# Moon, Earth and Sun

 EARTH, MOON and SUN   SOL 4.7 The student will investigate and understand the relationships among the Earth, moon, and sun. SOL 3.8 The student will investigate and understand the relationships among the Earth, moon, and sun. Key concepts include the motions of the Earth, moon, and sun (revolution and rotation) (Adopted from the Earth, Moon and Science Kit from Carolina Biological Supply Company) Grade: Time: Topic: Concept: SOL:           Science:   Rationale:   Goals: Objective:  Materials:  Earth, Moon and Sun  (http://www.carolina.com) Procedure:  1.   Use the moon model support to attach the moon model.  The long leg of the support goes in the top bearing of the earth model. 2.   Just as the earth orbits the sun, the moon orbits the earth.  Move the moon model counterclockwise around the earth model.  It takes about 28 days for the moon to orbit once around the earth.  This is a lunar (moon) month.  Move both models so that the moon model orbits the sun model. 3.   As the moon orbits the earth, we seem to see it change shape.  At first, the moon may be shaped like a circle.  Then it gets thinner and thinner until finally the moon becomes completely dark.  What causes these changes?  To find out, one student should hold the penlight over the sun model and shine its light on the moon model. 4.   Move the moon model in a complete orbit while watching it from across the earth model.  Compare what you see to the diagrams of the moon’s phases shown below. 5.   Match the phases of the moon shown above with the numbered locations shown below. 6.   Remove the moon model and its support, and shine the penlight on the earth model.  Holding the moon model support, move the moon model behind the earth model, and watch the shadow of the earth model cover the moon model. This simulates an eclipse of the moon. Move the moon model around in front of the earth model until it is positioned between the earth and the sun. This simulates an eclipse of the sun. A partial eclipse of the sun occurs when there are positions on the earth from which the moon covers part of the sun.
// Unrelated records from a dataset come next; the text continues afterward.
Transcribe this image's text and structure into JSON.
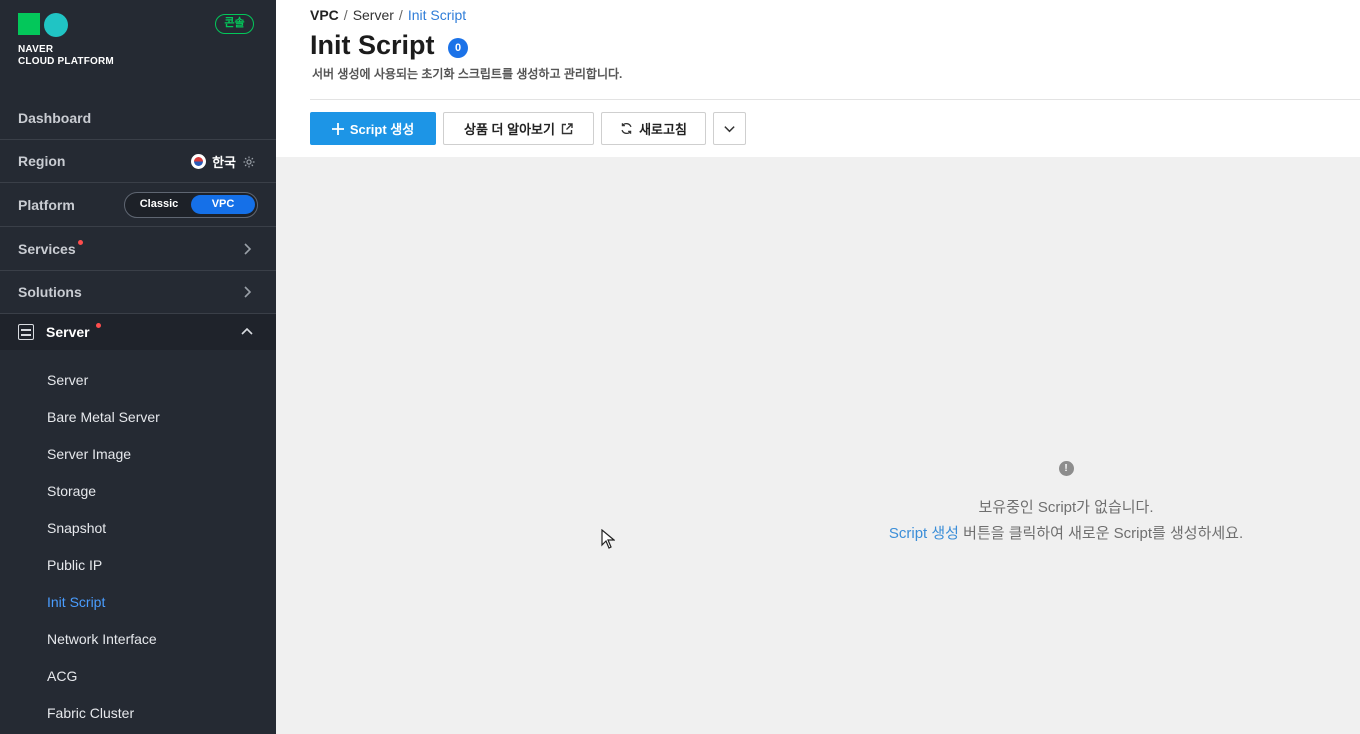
{
  "brand": {
    "logo_line1": "NAVER",
    "logo_line2": "CLOUD PLATFORM",
    "console_badge": "콘솔",
    "logo_colors": [
      "#03c75a",
      "#20c4c4"
    ]
  },
  "sidebar": {
    "dashboard_label": "Dashboard",
    "region_label": "Region",
    "region_value": "한국",
    "platform_label": "Platform",
    "platform_options": [
      "Classic",
      "VPC"
    ],
    "platform_selected": "VPC",
    "services_label": "Services",
    "solutions_label": "Solutions",
    "server_section_label": "Server",
    "server_items": [
      {
        "label": "Server"
      },
      {
        "label": "Bare Metal Server"
      },
      {
        "label": "Server Image"
      },
      {
        "label": "Storage"
      },
      {
        "label": "Snapshot"
      },
      {
        "label": "Public IP"
      },
      {
        "label": "Init Script"
      },
      {
        "label": "Network Interface"
      },
      {
        "label": "ACG"
      },
      {
        "label": "Fabric Cluster"
      }
    ],
    "active_item": "Init Script"
  },
  "breadcrumb": {
    "items": [
      "VPC",
      "Server",
      "Init Script"
    ],
    "separator": "/"
  },
  "page": {
    "title": "Init Script",
    "count": "0",
    "description": "서버 생성에 사용되는 초기화 스크립트를 생성하고 관리합니다."
  },
  "toolbar": {
    "create_label": "Script 생성",
    "learn_more_label": "상품 더 알아보기",
    "refresh_label": "새로고침"
  },
  "empty_state": {
    "icon": "!",
    "line1": "보유중인 Script가 없습니다.",
    "link_text": "Script 생성",
    "line2_rest": " 버튼을 클릭하여 새로운 Script를 생성하세요."
  },
  "colors": {
    "sidebar_bg": "#252a33",
    "accent_blue": "#1d95e6",
    "active_blue": "#4a9dff",
    "badge_blue": "#1b72e8",
    "alert_dot": "#ff4d4d"
  }
}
A total eclipse of the sun occurs whenever there are places on earth at which the moon completely hides the sun. During a total eclipse of the sun, it becomes dark, as though night has fallen. Notice that an eclipse of the moon can only take place during a full moon, and an eclipse of the sun can only take place during a new moon. We do not have an eclipse at each new or full moon because the moon’s orbit is tilted as shown in Figure 9. Because of this tilt, the earth’s shadow usually misses the moon, and the moon’s shadow usually misses the earth.